──────── Available data

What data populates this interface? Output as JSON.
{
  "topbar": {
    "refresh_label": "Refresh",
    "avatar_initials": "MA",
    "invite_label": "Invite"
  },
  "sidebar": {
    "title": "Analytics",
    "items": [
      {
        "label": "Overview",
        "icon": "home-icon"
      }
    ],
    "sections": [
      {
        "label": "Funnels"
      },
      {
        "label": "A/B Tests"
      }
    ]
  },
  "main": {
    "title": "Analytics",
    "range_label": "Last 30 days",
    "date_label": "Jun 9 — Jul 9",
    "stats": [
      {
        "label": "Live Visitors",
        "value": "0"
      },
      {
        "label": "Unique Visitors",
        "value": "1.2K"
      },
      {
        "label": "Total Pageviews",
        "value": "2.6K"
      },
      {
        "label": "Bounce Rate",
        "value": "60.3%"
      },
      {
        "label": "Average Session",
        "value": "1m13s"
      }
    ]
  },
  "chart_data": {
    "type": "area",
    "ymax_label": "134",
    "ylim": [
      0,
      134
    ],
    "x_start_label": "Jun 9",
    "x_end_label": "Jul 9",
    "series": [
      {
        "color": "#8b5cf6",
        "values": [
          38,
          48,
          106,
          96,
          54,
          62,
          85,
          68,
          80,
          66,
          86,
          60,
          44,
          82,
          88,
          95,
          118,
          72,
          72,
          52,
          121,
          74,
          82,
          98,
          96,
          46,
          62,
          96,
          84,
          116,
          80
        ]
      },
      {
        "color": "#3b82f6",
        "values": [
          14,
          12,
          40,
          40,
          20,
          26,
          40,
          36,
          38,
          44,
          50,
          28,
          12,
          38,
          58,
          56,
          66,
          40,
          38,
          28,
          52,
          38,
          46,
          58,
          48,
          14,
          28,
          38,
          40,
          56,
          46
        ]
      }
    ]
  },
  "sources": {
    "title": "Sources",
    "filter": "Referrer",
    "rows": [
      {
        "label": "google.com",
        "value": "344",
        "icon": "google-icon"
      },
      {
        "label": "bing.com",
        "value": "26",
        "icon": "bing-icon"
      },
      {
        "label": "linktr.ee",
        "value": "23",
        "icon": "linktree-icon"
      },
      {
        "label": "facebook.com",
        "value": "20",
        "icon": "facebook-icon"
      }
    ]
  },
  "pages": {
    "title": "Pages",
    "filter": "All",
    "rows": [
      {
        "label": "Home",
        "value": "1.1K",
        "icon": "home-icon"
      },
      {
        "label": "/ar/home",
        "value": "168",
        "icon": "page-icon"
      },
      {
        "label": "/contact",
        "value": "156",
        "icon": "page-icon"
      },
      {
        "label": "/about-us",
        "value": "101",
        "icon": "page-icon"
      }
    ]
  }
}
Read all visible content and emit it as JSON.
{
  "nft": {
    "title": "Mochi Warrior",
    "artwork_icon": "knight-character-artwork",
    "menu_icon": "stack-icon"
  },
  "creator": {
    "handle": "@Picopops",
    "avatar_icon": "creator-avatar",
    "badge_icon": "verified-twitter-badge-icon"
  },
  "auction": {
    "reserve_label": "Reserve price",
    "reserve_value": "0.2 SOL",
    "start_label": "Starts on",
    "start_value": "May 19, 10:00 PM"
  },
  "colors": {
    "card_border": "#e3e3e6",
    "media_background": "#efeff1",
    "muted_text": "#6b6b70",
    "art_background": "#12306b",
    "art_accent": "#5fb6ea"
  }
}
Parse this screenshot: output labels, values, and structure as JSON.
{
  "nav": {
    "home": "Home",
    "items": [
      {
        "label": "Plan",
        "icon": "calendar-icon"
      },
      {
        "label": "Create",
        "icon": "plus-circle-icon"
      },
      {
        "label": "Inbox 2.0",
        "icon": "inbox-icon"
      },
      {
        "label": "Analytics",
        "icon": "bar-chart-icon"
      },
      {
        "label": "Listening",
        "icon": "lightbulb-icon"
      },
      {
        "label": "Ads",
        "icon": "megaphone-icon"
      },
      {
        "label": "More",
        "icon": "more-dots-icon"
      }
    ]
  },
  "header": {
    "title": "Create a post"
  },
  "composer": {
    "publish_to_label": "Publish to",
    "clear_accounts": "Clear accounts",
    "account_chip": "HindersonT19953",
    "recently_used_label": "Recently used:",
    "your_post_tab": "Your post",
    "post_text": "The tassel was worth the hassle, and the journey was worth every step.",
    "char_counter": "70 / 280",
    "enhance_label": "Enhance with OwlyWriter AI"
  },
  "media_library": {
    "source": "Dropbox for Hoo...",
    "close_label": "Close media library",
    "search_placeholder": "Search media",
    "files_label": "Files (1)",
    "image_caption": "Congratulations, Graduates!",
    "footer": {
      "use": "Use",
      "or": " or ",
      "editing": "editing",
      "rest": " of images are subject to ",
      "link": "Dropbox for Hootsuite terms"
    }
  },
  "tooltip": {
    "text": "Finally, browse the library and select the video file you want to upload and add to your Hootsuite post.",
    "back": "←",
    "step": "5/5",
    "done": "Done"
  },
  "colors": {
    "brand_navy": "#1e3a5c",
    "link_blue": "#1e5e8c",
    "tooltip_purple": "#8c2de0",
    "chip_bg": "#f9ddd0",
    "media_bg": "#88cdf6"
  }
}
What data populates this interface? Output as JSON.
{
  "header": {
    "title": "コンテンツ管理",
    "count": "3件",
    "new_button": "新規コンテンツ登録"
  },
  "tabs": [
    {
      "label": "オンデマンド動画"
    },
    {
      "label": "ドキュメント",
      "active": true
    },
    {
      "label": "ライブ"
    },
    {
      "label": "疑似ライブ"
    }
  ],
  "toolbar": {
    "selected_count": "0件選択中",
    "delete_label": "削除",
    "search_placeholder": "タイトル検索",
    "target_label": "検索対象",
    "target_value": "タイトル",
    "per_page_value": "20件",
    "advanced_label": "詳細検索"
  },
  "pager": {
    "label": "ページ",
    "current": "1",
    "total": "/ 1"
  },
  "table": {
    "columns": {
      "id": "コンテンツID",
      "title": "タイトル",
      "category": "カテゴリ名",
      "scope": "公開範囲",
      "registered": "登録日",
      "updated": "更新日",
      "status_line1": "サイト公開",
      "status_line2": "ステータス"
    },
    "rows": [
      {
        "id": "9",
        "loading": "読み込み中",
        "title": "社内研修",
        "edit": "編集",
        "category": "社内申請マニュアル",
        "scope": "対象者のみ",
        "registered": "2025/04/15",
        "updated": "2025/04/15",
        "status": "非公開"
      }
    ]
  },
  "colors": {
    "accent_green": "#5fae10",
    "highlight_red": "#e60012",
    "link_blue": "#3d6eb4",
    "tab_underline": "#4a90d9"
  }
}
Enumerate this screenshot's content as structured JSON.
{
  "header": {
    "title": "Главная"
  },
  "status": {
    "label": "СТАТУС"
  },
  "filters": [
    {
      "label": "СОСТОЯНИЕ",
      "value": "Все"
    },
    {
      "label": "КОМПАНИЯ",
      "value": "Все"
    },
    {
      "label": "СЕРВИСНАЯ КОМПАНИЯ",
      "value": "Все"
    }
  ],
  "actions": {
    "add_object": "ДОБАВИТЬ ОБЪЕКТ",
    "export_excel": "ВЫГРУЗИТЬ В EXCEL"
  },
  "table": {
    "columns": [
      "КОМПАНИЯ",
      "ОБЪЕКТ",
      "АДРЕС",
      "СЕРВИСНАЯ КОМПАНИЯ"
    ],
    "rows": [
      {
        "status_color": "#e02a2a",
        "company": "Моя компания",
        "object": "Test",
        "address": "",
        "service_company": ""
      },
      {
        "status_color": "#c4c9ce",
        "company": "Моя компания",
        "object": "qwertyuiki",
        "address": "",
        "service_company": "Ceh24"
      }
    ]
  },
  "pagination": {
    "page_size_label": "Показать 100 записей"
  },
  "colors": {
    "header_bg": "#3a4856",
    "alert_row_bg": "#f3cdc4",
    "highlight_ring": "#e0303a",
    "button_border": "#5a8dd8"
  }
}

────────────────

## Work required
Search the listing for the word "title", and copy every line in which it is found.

## Response
    "title": "Analytics",
    "title": "Analytics",
    "title": "Sources",
    "title": "Pages",
    "title": "Mochi Warrior",
    "title": "Create a post"
    "title": "コンテンツ管理",
      "title": "タイトル",
        "title": "社内研修",
    "title": "Главная"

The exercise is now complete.